Friar Laurence, Act 2 Scene 3, lines 70-71(2.3.70-71) Young men’s love, then, liesNot truly in their hearts, but in their eyes.
Friar Laurence, Act 2 Scene 3, lines 74-80(2.3.74-80) Thy old groans ring yet in my ancient ears; Lo, here upon thy cheek the stain doth sit Of an old tear that is not wash’d off yet: If e’er thou wast thyself and these woes thine, Thou and these woes were all for Rosaline: And art thou changed? Pronounce this sentence then, Women may fall, when there’s no strength in men.
Friar Laurence, Act 2 Scene 3, line 94(2.3.94) Wisely and slow. They stumble that run fast.
Juliet, Act 2 Scene 5, lines 55-56(2.5.55-56) Methinks I see thee, now thou art so low,As one dead in the bottom of a tomb.
Romeo, Act 2 Scene 6, lines 3-8(2.6.3-8) Amen, amen! But come what sorrow can,It cannot countervail the exchange of joyThat one short minute gives me in her sight.Do thou but close our hands with holy words,Then love-devouring death do what he dare.It is enough I may but call her mine.
Friar Laurence, Act 2 Scene 6, lines 9-15(2.6.9-15) These violent delights have violent ends And in their triumph die, like fire and powder, Which as they kiss consume. The sweetest honey Is loathsome in his own deliciousness And in the taste confounds the appetite.
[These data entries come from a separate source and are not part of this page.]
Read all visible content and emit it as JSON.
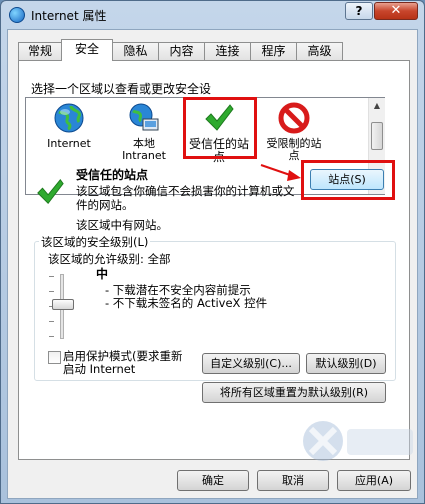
{
  "window": {
    "title": "Internet 属性",
    "help_label": "?",
    "close_label": "✕"
  },
  "tabs": [
    "常规",
    "安全",
    "隐私",
    "内容",
    "连接",
    "程序",
    "高级"
  ],
  "security": {
    "zone_prompt": "选择一个区域以查看或更改安全设",
    "zones": [
      {
        "label": "Internet",
        "icon": "globe-icon"
      },
      {
        "label": "本地\nIntranet",
        "icon": "intranet-icon"
      },
      {
        "label": "受信任的站\n点",
        "icon": "green-check-icon"
      },
      {
        "label": "受限制的站\n点",
        "icon": "restricted-icon"
      }
    ],
    "selected_zone_title": "受信任的站点",
    "zone_desc": "该区域包含你确信不会损害你的计算机或文\n件的网站。",
    "zone_has_sites": "该区域中有网站。",
    "sites_button": "站点(S)",
    "level_group_title": "该区域的安全级别(L)",
    "allowed_levels": "该区域的允许级别: 全部",
    "level_name": "中",
    "level_bullets": [
      "- 下载潜在不安全内容前提示",
      "- 不下载未签名的 ActiveX 控件"
    ],
    "protected_mode_label": "启用保护模式(要求重新\n启动 Internet",
    "protected_mode_checked": false,
    "custom_level_button": "自定义级别(C)...",
    "default_level_button": "默认级别(D)",
    "reset_all_button": "将所有区域重置为默认级别(R)"
  },
  "footer": {
    "ok": "确定",
    "cancel": "取消",
    "apply": "应用(A)"
  },
  "colors": {
    "highlight": "#e01010",
    "accent_check": "#2faa2f",
    "restricted": "#d81b1b"
  }
}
Therefore love moderately; long love doth so; Too swift arrives as tardy as too slow.
Mercutio, Act 3, Scene I, line 89(3.1.89) A plague a’both houses.
Juliet, Act 3 Scene 5, lines 206-211(3.5.206-211) Is there no pity sitting in the cloudsThat sees into the bottom of my grief?O sweet my mother, cast me not away!Delay this marriage for a month, a week.Or if you do not, make the bridal bedIn that dim monument where Tybalt lies.
Romeo, Act 5 Scene 3, lines 91-93(5.3.91-93) O my love, my wife!Death, that hath sucked the honey of thy breath,Hath had no power on thy beauty.
Friar Laurence, Act 5 Scene 3, lines 158-159(5.3.158-159) A greater power than we can contradictHath thwarted our intents.
Prince, Act 5 Scene 3, lines 314-315(5.3.314-315) For never was a story of more woeThan this of Juliet and her Romeo